▶ [TASK DETAILS] Copy every line below exactly.

▶ [EXTRACTED RECORDS]
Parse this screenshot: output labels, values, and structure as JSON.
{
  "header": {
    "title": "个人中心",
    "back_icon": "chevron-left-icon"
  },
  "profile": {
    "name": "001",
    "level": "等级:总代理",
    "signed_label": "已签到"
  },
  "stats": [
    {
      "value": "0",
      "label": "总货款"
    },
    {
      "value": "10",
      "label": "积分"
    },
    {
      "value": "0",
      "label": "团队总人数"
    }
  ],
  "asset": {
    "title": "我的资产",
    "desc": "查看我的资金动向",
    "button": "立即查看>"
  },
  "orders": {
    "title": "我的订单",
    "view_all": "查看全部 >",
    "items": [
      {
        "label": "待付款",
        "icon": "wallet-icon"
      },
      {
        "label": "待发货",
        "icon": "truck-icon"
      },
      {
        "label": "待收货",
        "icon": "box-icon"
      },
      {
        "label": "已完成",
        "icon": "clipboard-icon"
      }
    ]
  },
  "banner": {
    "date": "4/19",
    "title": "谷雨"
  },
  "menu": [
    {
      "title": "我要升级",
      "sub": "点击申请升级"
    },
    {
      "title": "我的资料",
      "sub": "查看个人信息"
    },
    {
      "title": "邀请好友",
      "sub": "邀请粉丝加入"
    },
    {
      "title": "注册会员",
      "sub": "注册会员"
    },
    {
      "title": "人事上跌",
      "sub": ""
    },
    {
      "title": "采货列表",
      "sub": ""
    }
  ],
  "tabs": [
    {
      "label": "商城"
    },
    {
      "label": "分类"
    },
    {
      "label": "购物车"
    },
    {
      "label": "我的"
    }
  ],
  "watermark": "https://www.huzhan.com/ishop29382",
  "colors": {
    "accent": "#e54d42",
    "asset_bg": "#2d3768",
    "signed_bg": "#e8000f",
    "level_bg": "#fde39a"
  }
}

▶ [WRITTEN ANSWER]
Parse this screenshot: output labels, values, and structure as JSON.
{
  "header": {
    "title": "个人中心",
    "back_icon": "chevron-left-icon"
  },
  "profile": {
    "name": "001",
    "level": "等级:总代理",
    "signed_label": "已签到"
  },
  "stats": [
    {
      "value": "0",
      "label": "总货款"
    },
    {
      "value": "10",
      "label": "积分"
    },
    {
      "value": "0",
      "label": "团队总人数"
    }
  ],
  "asset": {
    "title": "我的资产",
    "desc": "查看我的资金动向",
    "button": "立即查看>"
  },
  "orders": {
    "title": "我的订单",
    "view_all": "查看全部 >",
    "items": [
      {
        "label": "待付款",
        "icon": "wallet-icon"
      },
      {
        "label": "待发货",
        "icon": "truck-icon"
      },
      {
        "label": "待收货",
        "icon": "box-icon"
      },
      {
        "label": "已完成",
        "icon": "clipboard-icon"
      }
    ]
  },
  "banner": {
    "date": "4/19",
    "title": "谷雨"
  },
  "menu": [
    {
      "title": "我要升级",
      "sub": "点击申请升级"
    },
    {
      "title": "我的资料",
      "sub": "查看个人信息"
    },
    {
      "title": "邀请好友",
      "sub": "邀请粉丝加入"
    },
    {
      "title": "注册会员",
      "sub": "注册会员"
    },
    {
      "title": "人事上跌",
      "sub": ""
    },
    {
      "title": "采货列表",
      "sub": ""
    }
  ],
  "tabs": [
    {
      "label": "商城"
    },
    {
      "label": "分类"
    },
    {
      "label": "购物车"
    },
    {
      "label": "我的"
    }
  ],
  "watermark": "https://www.huzhan.com/ishop29382",
  "colors": {
    "accent": "#e54d42",
    "asset_bg": "#2d3768",
    "signed_bg": "#e8000f",
    "level_bg": "#fde39a"
  }
}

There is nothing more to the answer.